Christianity’s Worst Scourge

Posted on January 13, 2020


By David Ettinger

An Impressive Point
A few years ago I attended a conference at which influential Christian pastor and author Francis Chan was speaking. His topic was Mormonism, and one particular point he made – accompanied by one particular action – left quite the impression on me.

Mr. Chan held his Bible high above his head and proclaimed: “You can’t read this” – referring to his Bible – “and still believe this” (he pointed to his outline notes on Mormonism).

He was right! No one who reads their Bible consistently should ever be swayed by the claims of false religions. Mr. Chan’s assertion is not only accurate regarding Mormonism, but for all things opposing clear biblical teaching.

Christians who consistently read their Bibles should be able to withstand any false teaching they encounter. The problem, however, is that a large swathe of Christians rarely read their Bibles consistently and are almost as biblically ignorant as the unsaved.

Biblical ignorance – an offshoot of biblical negligence – is Christianity’s worst scourge.

A Terrible Commentary
According to Lifeway Research:

  • 30 percent of “Bible readers” only scan several passages or stories.
  • 15 percent have read at least half of the Bible during their lifetime.
  • 13 percent have only read a few sentences.
  • 12 percent have almost read all of it.
  • 11 percent have read all of it.
  • 10 percent have read none of it.
  • 9 percent have read all of it more than once.[1]

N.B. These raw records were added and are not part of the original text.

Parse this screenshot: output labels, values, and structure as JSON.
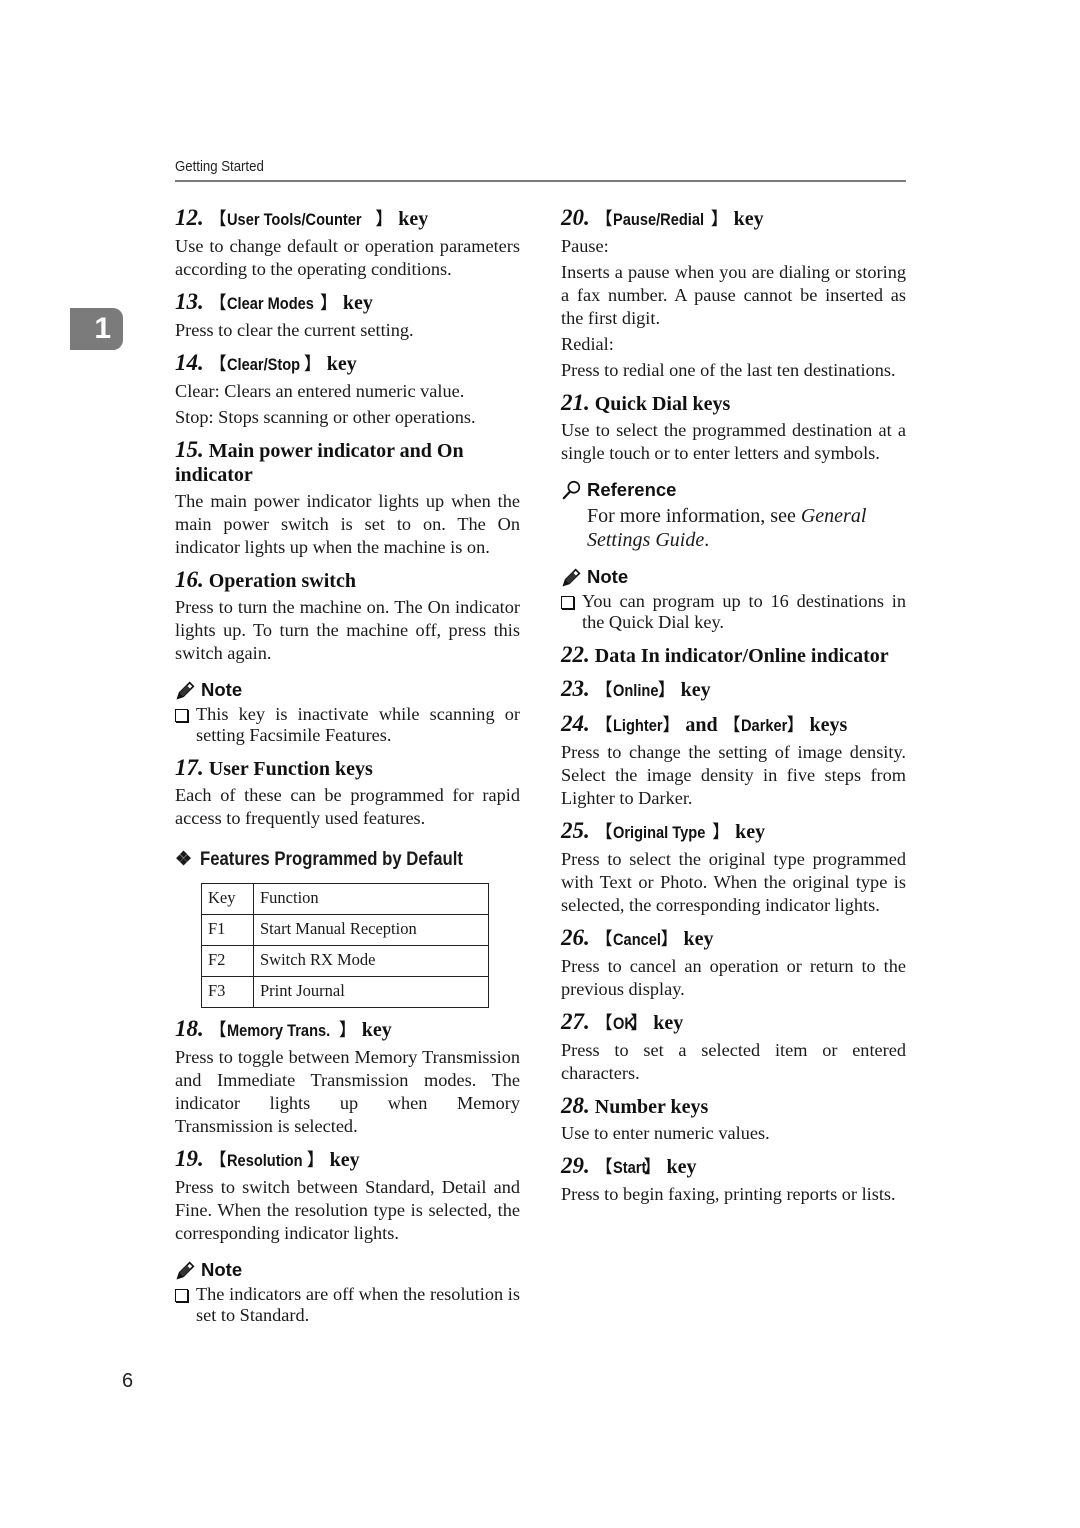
{
  "header": {
    "section": "Getting Started"
  },
  "chapter_tab": "1",
  "page_number": "6",
  "left_column": {
    "item12": {
      "num": "12.",
      "key": "User Tools/Counter",
      "suffix": "key",
      "body": "Use to change default or operation parameters according to the operating conditions."
    },
    "item13": {
      "num": "13.",
      "key": "Clear Modes",
      "suffix": "key",
      "body": "Press to clear the current setting."
    },
    "item14": {
      "num": "14.",
      "key": "Clear/Stop",
      "suffix": "key",
      "body1": "Clear: Clears an entered numeric value.",
      "body2": "Stop: Stops scanning or other operations."
    },
    "item15": {
      "num": "15.",
      "title": "Main power indicator and On indicator",
      "body": "The main power indicator lights up when the main power switch is set to on. The On indicator lights up when the machine is on."
    },
    "item16": {
      "num": "16.",
      "title": "Operation switch",
      "body": "Press to turn the machine on. The On indicator lights up. To turn the machine off, press this switch again.",
      "note_title": "Note",
      "note": "This key is inactivate while scanning or setting Facsimile Features."
    },
    "item17": {
      "num": "17.",
      "title": "User Function keys",
      "body": "Each of these can be programmed for rapid access to frequently used features.",
      "sub_heading": "Features Programmed by Default",
      "table": {
        "headers": [
          "Key",
          "Function"
        ],
        "rows": [
          [
            "F1",
            "Start Manual Reception"
          ],
          [
            "F2",
            "Switch RX Mode"
          ],
          [
            "F3",
            "Print Journal"
          ]
        ]
      }
    },
    "item18": {
      "num": "18.",
      "key": "Memory Trans.",
      "suffix": "key",
      "body": "Press to toggle between Memory Transmission and Immediate Transmission modes. The indicator lights up when Memory Transmission is selected."
    },
    "item19": {
      "num": "19.",
      "key": "Resolution",
      "suffix": "key",
      "body": "Press to switch between Standard, Detail and Fine. When the resolution type is selected, the corresponding indicator lights.",
      "note_title": "Note",
      "note": "The indicators are off when the resolution is set to Standard."
    }
  },
  "right_column": {
    "item20": {
      "num": "20.",
      "key": "Pause/Redial",
      "suffix": "key",
      "label1": "Pause:",
      "body1": "Inserts a pause when you are dialing or storing a fax number. A pause cannot be inserted as the first digit.",
      "label2": "Redial:",
      "body2": "Press to redial one of the last ten destinations."
    },
    "item21": {
      "num": "21.",
      "title": "Quick Dial keys",
      "body": "Use to select the programmed destination at a single touch or to enter letters and symbols.",
      "reference_title": "Reference",
      "reference_prefix": "For more information, see ",
      "reference_link": "General Settings Guide",
      "reference_suffix": ".",
      "note_title": "Note",
      "note": "You can program up to 16 destinations in the Quick Dial key."
    },
    "item22": {
      "num": "22.",
      "title": "Data In indicator/Online indicator"
    },
    "item23": {
      "num": "23.",
      "key": "Online",
      "suffix": "key"
    },
    "item24": {
      "num": "24.",
      "key1": "Lighter",
      "mid": "and",
      "key2": "Darker",
      "suffix": "keys",
      "body": "Press to change the setting of image density. Select the image density in five steps from Lighter to Darker."
    },
    "item25": {
      "num": "25.",
      "key": "Original Type",
      "suffix": "key",
      "body": "Press to select the original type programmed with Text or Photo. When the original type is selected, the corresponding indicator lights."
    },
    "item26": {
      "num": "26.",
      "key": "Cancel",
      "suffix": "key",
      "body": "Press to cancel an operation or return to the previous display."
    },
    "item27": {
      "num": "27.",
      "key": "OK",
      "suffix": "key",
      "body": "Press to set a selected item or entered characters."
    },
    "item28": {
      "num": "28.",
      "title": "Number keys",
      "body": "Use to enter numeric values."
    },
    "item29": {
      "num": "29.",
      "key": "Start",
      "suffix": "key",
      "body": "Press to begin faxing, printing reports or lists."
    }
  }
}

In other words, 32 percent of those surveyed are consistent Bible readers, which is encouraging. What is discouraging is that 68 percent aren’t, and this is a terrible commentary on the state of modern Christianity.

The Bible is the lifeblood of the Christian walk. It is through His Word that God reveals Himself to us. Of course prayer is crucial in nurturing a relationship with Christ, but the Bible is what we need to equip us to endure this dark, anti-God world.

To neglect the Bible is to repel God. To neglect the Bible is to embrace ignorance. To neglect the Bible is to fall prey to all manner of errant teaching and doctrine. To neglect the Bible is to embrace humanistic thought and philosophy, a sure recipe for moral disaster.

Enough Blame
There is enough blame to go around, beginning with pastors and teachers. When I accepted Christ into my life in 1986, I attended a church whose catchphrase was, “Feed Yourself.” This means that yes, those in the pulpit will do their best to teach you what they can during their limited time on Sundays, but it is up to each individual to be studying and reading the Bible for themselves.

I wish more pastors and teachers were this persistent. Most of the churches I attended since then of course were proponents of God’s people reading God’s Word, but they were not vocal about it. Pastors and teachers should be aggressively encouraging the flock to be in the Word. It should be an unwavering part of their sermons week in and week out.

Ultimately, however, being consistent Bible readers is the responsibility of the believer. True Christians should not have to be “talked into” reading their Bibles daily; it should be as big a part of their lives as breathing and eating.

Believers should love their Bibles; desire their Bibles; and crave to thoroughly know their Bibles. To know the Bible is to know God. To neglect the Bible is to neglect God.

Time Getting Short
Time is getting short. The return of Christ is drawing near, and Satan is marshaling his demonic forces to battle God’s people. If believers are to withstand his assaults and weather his fury, we must be equipped. The Bible – with prayer – is our most valuable weapon of spiritual warfare, and we must learn to wield it with accuracy, confidence, intelligence, and love.

May God’s Word go before us as we navigate the momentous days ahead!